o Free flap surgery: In this approach, the tissue, as well as the blood vessels providing its circulation, are completely removed to be transferred to the breast. The tissue’s blood vessels are stitched into the chest’s blood vessels at the surgical site. As these structures are very tiny, a microscope will be used for stitching in a process known as microsurgery.
o Pedicle flap surgery: Compared to its free flap counterpart, pedicle flap surgery does not involve the complete removal of the tissue and its blood vessels. In this approach, the tissue will still be attached to the body (usually the abdomen or back) but will now be rotated into the chest to aid in breast formation. It takes about one to five hours for this procedure to be completed, in addition to mastectomy. The patient will typically be under general anesthesia for the actual operation, while only local anesthesia is required for any follow-up sessions.
You will be given proper instructions by your surgeon as to how to prepare for breast reconstruction surgery. These may require you to:
You will be provided with instructions that detail:

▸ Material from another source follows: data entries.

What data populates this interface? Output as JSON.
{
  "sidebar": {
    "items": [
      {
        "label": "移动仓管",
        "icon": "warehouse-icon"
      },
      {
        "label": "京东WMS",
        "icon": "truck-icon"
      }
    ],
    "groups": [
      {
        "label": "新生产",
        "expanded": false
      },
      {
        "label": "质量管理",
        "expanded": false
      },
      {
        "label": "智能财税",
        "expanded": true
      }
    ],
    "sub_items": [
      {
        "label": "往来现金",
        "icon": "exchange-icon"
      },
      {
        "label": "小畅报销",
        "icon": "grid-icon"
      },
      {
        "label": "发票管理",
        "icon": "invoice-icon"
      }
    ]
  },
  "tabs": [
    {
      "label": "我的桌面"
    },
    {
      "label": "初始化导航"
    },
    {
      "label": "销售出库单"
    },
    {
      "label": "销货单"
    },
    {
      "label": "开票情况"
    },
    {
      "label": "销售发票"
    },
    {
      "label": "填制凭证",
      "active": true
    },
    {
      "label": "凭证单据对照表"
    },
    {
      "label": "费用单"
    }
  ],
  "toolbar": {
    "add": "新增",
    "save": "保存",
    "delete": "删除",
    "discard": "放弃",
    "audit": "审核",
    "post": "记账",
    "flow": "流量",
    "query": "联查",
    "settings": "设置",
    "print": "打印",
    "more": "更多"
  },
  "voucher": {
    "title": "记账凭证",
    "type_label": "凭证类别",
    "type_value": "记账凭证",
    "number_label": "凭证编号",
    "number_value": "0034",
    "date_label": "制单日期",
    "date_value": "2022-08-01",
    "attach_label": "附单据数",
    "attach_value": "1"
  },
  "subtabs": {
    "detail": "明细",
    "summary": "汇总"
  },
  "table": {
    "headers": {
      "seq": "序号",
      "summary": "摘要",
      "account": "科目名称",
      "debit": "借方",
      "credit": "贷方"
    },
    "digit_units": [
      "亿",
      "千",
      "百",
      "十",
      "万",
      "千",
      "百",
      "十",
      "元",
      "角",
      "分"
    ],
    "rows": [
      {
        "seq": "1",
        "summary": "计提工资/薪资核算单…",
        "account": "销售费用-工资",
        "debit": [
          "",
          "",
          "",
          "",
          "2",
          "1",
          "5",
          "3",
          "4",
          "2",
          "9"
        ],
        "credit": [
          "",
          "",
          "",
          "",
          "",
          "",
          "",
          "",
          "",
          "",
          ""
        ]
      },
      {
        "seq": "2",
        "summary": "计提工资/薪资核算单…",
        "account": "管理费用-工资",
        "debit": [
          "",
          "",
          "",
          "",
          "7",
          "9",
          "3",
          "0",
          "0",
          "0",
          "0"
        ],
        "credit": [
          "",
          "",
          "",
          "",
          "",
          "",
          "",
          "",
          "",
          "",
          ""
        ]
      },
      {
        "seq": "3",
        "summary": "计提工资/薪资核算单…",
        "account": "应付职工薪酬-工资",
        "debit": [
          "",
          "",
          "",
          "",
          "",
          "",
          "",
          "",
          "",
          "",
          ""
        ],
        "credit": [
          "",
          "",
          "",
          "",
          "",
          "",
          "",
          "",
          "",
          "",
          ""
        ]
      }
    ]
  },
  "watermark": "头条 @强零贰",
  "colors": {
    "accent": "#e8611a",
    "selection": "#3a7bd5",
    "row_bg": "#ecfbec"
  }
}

We understand you may want to change your plans due to the coronavirus (COVID-19) and its health implications.
Risks and side effects that may be experienced during breast reconstruction surgery include:
Post-surgery complications may include:
Who are the best candidates for breast reconstruction?
The best candidates are women who have undergone mastectomy as a treatment for breast cancer. However, patients who had a mastectomy performed for other reasons may also be suitable candidates for breast reconstruction. In many cases, reconstruction can be performed in conjunction with breast removal.
How long will it take for scars to fade?
It may take about one to two years for tissue healing to be complete and for the scars to fade. However, scars often never fully disappear.
Will I have to undergo another procedure?
Additional sessions are typically required for breast reconstruction since at least two surgeries are necessary for the successful completion of the process, along with time to heal in between sessions. A revision procedure may sometimes need to be scheduled as well. Follow-up surgery may also be required in order to obtain better symmetry in the chest area, with the need for additional procedures such as areola reconstruction or to apply a nipple tattoo.
Will I have sensation in my reconstructed breast?
Breasts that are reconstructed from natural tissue won’t completely regain the sensation that natural breasts have. However, a certain degree of sensation can be restored through microsurgery that involves establishing a connection between sensory nerves in the perforator flap to those at the mastectomy site. Even without a direct connection, nerve endings that are cut during a mastectomy will gradually grow into the breast reconstructed from natural tissue, providing sensation to a certain extent. This cannot be achieved with breasts reconstructed from implants as these nerves will not grow into artificial prostheses.